A newly restored version of Death of a Salesman will be the first in a series of films shown as part of a centennial celebration of the life and work of postwar American cinema director-producer Stanley Kramer, who would have been 100 years old on Sept. 29.
Kramer died in 2001 but many of his movies have survived the test of time. He was a champion of social issues and was oftentimes called "the moral compass of Hollywood." The series is fittingly named Champion: The Stanley Kramer Centennial.
Among the films being screened at the Billy Wilder Theater in the Hammer Museum in Westwood from Aug. 9 through Sept. 29 are The Defiant Ones, The Caine Mutiny, On the Beach and High Noon.
Shannon Kelley, UCLA’s head of public programs, selected the films that he believes summarize and highlight significant aspects of Kramer’s career. Though they may not be the films frequently associated with his legacy, Kelley calls the line-up “fresh.”
For more info and a complete list of movies being shown click here.
The series is a joint effort by The UCLA Film & Television Archive, The Hollywood Foreign Press Association, The Film Foundation and Sony Pictures Entertainment, and Kramer’s widow Karen Sharpe Kramer.
“I’ve done individual celebrations of Stanley’s films for many, many years, but with this celebration – the culmination of a hundred years – there will be different film festivals and tributes to Stanley all over the country,” said Sharpe Kramer, Kramer’s third wife.
Sharpe Kramer has screenings planned through November in New York, Kentucky, Palm Springs and on Catalina Island, among other locations.
The UCLA Film & Television Archive and the Hugh M. Hefner Classic American Film Program kick off the celebration Friday when Larry King joins to help host the evening featuring the newly restored version of Death of a Salesman. The film is based on the Pulitzer Prize-winning play by Arthur Miller who at the time of its release in 1951 was critical of Kramer's version, mainly because it cut some of his dialogue from the play.
Produced by Kramer in 1951, Death of a Salesman was released by Columbia Pictures and was considered a box office flop. That is one reason it never received a home video release.
Columbia Pictures distribution license expired in the 1960s and the rights reverted to Kramer and later his estate.
Five years ago HFPA member Phillip Berk, a longtime fan of Kramer's work, approached Sharpe Kramer and discussions began about doing a restoration of his version of Death Of A Salesman. “It’s one of the great treasures of film,” Sharpe remembers Berk saying to her. “It needs to be restored.”
Berk spoke with The Film Foundation founder Martin Scorsese about the idea and he agreed that it deserved to be restored. While he was HFPA president, Berk advocated for the restoration and the HFPA gave a grant of $120,000, working on the project with The Film Foundation.
Grover Crisp, executive vp of asset management, film restoration and digital mastering at Sony Pictures Entertainment, oversaw the restoration of the film as an independent project.
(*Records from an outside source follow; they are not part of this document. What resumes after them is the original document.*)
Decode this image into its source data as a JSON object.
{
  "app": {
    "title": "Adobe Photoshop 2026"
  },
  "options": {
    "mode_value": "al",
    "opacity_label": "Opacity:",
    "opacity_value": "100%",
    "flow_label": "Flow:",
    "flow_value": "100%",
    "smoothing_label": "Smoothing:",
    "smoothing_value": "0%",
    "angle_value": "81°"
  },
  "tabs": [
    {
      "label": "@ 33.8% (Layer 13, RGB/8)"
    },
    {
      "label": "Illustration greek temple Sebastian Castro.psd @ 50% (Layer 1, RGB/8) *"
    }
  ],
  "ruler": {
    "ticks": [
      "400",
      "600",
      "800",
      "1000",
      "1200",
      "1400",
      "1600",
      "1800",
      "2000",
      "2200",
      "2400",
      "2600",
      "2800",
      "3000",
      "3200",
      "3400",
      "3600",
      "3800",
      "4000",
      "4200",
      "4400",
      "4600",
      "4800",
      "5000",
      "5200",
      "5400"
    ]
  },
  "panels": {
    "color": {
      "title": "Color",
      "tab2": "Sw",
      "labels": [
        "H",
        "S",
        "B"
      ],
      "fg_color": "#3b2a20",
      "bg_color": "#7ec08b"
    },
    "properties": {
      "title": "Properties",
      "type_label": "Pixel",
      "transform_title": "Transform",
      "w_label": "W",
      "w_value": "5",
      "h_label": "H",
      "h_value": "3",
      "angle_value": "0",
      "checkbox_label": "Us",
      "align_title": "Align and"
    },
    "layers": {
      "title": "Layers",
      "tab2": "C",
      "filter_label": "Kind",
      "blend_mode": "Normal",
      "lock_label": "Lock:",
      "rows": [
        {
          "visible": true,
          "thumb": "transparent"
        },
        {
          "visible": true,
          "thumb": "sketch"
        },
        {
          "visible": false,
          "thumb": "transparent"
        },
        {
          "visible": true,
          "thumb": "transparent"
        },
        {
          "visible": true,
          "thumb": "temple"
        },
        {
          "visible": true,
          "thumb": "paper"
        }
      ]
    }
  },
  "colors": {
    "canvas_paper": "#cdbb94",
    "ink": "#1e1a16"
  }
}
The work was done at Colorworks, a company owned by Sony.
Crisp did a 4k scan (ultra high definition) of the original camera negative and did restoration work and color correction working closely with colorist David H. Bernstein to ensure that the proper density and contrast was achieved. Some of the image cleanup was done at Prasad Corporation, an outside vender selected by Colorworks.
The audio was restored from the original 35mm magnetic soundtrack at Chace Audio. Despite some scratches and tears on the film’s original camera negative, Crisp says Death of a Salesman was in average condition. The whole project took less than six months to complete. Over the last few years, Colorworks has also restored Lawrence of Arabia, Taxi Driver, The Big Chill and On the Waterfront.
During his lifetime, Kramer made 35 movies, which were nominated for 85 Academy Awards and won 15 in total. He is remembered as a filmmaker with a definite point of view who wasn’t afraid to ask serious moral questions about race, war, politics and other controversial issues through his films.
“Stanley was the among the first to do a lot of things with subject matter,” said Sharpe Kramer. “He was even given the first (permanent) star on the Hollywood Walk of Fame.”
“Kramer made his films with such introspection and honesty that viewers could have a soul searching experience while being entertained,” said UCLA's Kelley.
Kramer attributed his passion for moral causes to his own hardships early on in his life. Born on September 29th, 1913 in Hell’s Kitchen, New York and abandoned by his father at a young age, Kramer suffered in poverty.
He entered New York University at age 15, where he won a writing contest that landed him an internship at 20th Century Fox in Hollywood. He then became a screenwriter and set builder at MGM, later graduating to editing. After producing training films in the Army, Kramer launched his own company.
“Some of the films that Stanley made 50 years ago are even more relevant today,” said Sharpe Kramer, who is a producer herself.
She is currently trying to launch as modern-day remake of the 1952 movie High Noon, Kramer’s last independent production.
Sharpe Kramer hopes to finally see ancillary market distribution for Kramer's Death of a Salesman, now that it has been restored. She says it will"resonate with an audience" which is why the distribution is so important.”